Whether to file under Chapter 7 or Chapter 13 depends largely on your business assets, taxes, and other nondischargeable debts.
Hoping to File a Chapter 7 “Straight Bankruptcy”
Once you’ve closed down your business and are considering bankruptcy, it would be understandable if you preferred to file under Chapter 7 instead of under a Chapter 13 “adjustment of debts.”
After all you’ve been through the last few years trying to keep your business afloat, you just want a fresh, clean start, as quickly as possible. You likely feel like just putting the debts behind you. The last thing you likely want is to do is stretch things out for the next three to five years that a Chapter 13 case would usually take.
Likely Can File Under Chapter 7 Under the “Means Test”
The “means test” determines whether, with your income and expenses, you can file a Chapter 7 case. In my last blog I described how you can avoid the “means test” altogether if more than half of your debts are business debts instead of consumer debts.
But even if that does not apply to you, the “means test” will still not likely be a problem if you closed down your business recently. That’s because the period of income that counts for the “means test” is the six full calendar months before your bankruptcy case is filed. An about-to-fail business usually isn’t generating much income. So, there is a very good chance that your income for “means test” purposes is less than the published median income amount for your family size, in your state. If your prior 6-month income is less than the median amount, by that fact alone you’ve passed the means test and qualified for Chapter 7.
Three Factors about Filing Chapter 7 vs. 13—Business Assets, Taxes, and Other Non-Discharged Debt
The following three factors seem to come up all the time when deciding between filing Chapter 7 or 13:
1. Business assets: A Chapter 7 case is either “asset” or “no asset.” In a “no asset” case, the Chapter 7 trustee decides—usually quite quickly—that all of your assets are exempt (protected by exemptions) and so cannot be taken from you to pay creditors.
If you had a recently closed business, there more likely are assets that are not exempt and are worth the trustee’s effort to collect and liquidate. If you have such collectable business assets, discuss with your attorney where the money from the proceeds of the Chapter 7 trustee’s sale of those assets would likely go, and whether that result is in your best interest compared to what would happen to those assets in a Chapter 13 case.
2. Taxes: It seems like every person who has recently closed a business and is considering bankruptcy has tax debts. Although some taxes can be discharged in a Chapter 7 case, many cannot. Especially in situations in which a lot of taxes would not be discharged, Chapter 13 is often a better way to deal with them. Which option is better depends on the precise kind of tax—personal income tax, employee withholding tax, sales tax—and on a series of other factors such as when the tax became due, whether a tax return was filed, if so when, and whether a tax lien was recorded.

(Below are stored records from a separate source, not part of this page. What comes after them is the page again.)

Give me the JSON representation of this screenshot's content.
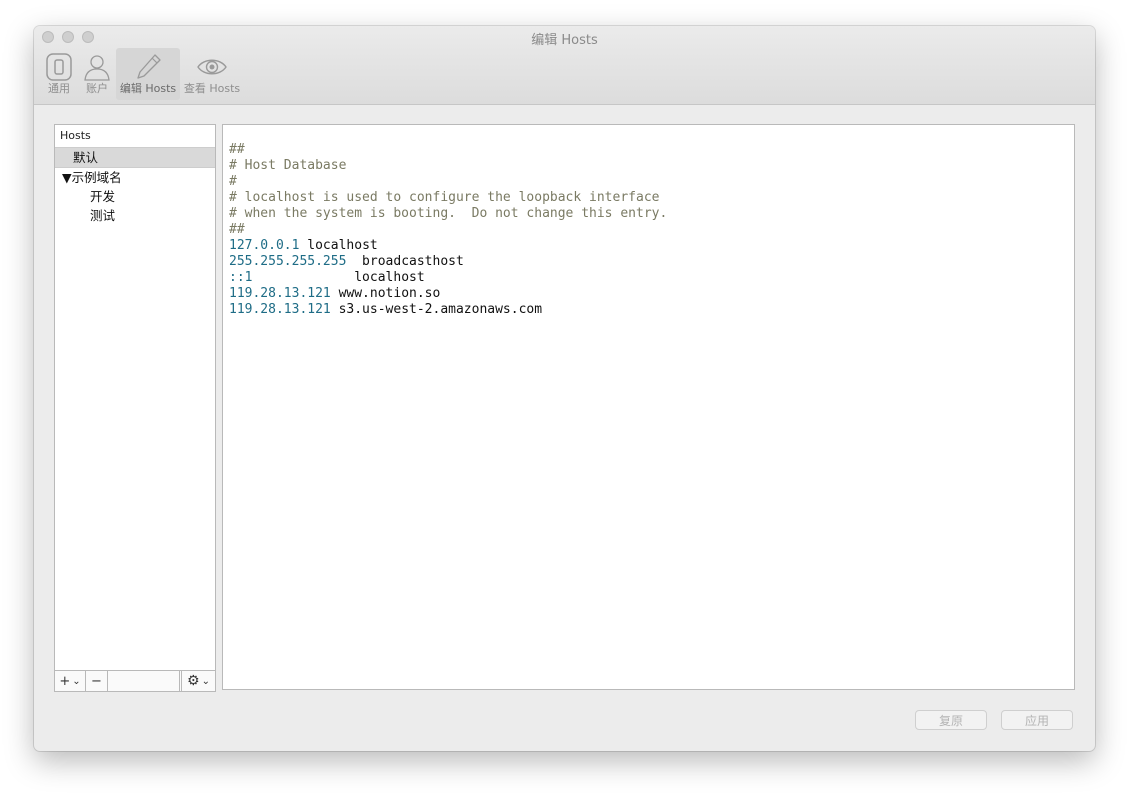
{
  "window": {
    "title": "编辑 Hosts"
  },
  "toolbar": {
    "items": [
      {
        "label": "通用",
        "icon": "general-icon"
      },
      {
        "label": "账户",
        "icon": "account-icon"
      },
      {
        "label": "编辑 Hosts",
        "icon": "pencil-icon",
        "active": true
      },
      {
        "label": "查看 Hosts",
        "icon": "eye-icon"
      }
    ]
  },
  "sidebar": {
    "header": "Hosts",
    "items": [
      {
        "label": "默认",
        "selected": true
      },
      {
        "label": "▼示例域名",
        "group": true
      },
      {
        "label": "开发"
      },
      {
        "label": "测试"
      }
    ],
    "footer": {
      "add": "+",
      "add_arrow": "⌄",
      "remove": "−",
      "gear": "⚙",
      "gear_arrow": "⌄"
    }
  },
  "editor": {
    "lines": [
      {
        "type": "comment",
        "text": "##"
      },
      {
        "type": "comment",
        "text": "# Host Database"
      },
      {
        "type": "comment",
        "text": "#"
      },
      {
        "type": "comment",
        "text": "# localhost is used to configure the loopback interface"
      },
      {
        "type": "comment",
        "text": "# when the system is booting.  Do not change this entry."
      },
      {
        "type": "comment",
        "text": "##"
      },
      {
        "type": "entry",
        "ip": "127.0.0.1",
        "host": " localhost"
      },
      {
        "type": "entry",
        "ip": "255.255.255.255",
        "host": "  broadcasthost"
      },
      {
        "type": "entry",
        "ip": "::1",
        "host": "             localhost"
      },
      {
        "type": "entry",
        "ip": "119.28.13.121",
        "host": " www.notion.so"
      },
      {
        "type": "entry",
        "ip": "119.28.13.121",
        "host": " s3.us-west-2.amazonaws.com"
      }
    ]
  },
  "buttons": {
    "revert": "复原",
    "apply": "应用"
  }
}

3. Other nondischargeable debts: Bankruptcies involving former businesses get more than the usual amount of challenges by creditors. These challenges are usually by creditors trying to avoid the discharge (legal write-off) of its debts based on allegations of fraud or misrepresentation. The business owner may be accused of acting in some fraudulent fashion against a former business partner, his or her business landlord, or some other major creditor. These kinds of disputes can greatly complicate a bankruptcy case, regardless whether occurring under Chapter 7 or 13. But in some situations Chapter 13 could give you certain legal and tactical advantages over Chapter 7.
These three factors will be the topics of my next three blogs. After reviewing them you will have a much better idea whether your business bankruptcy case should be in a Chapter 7 or Chapter 13.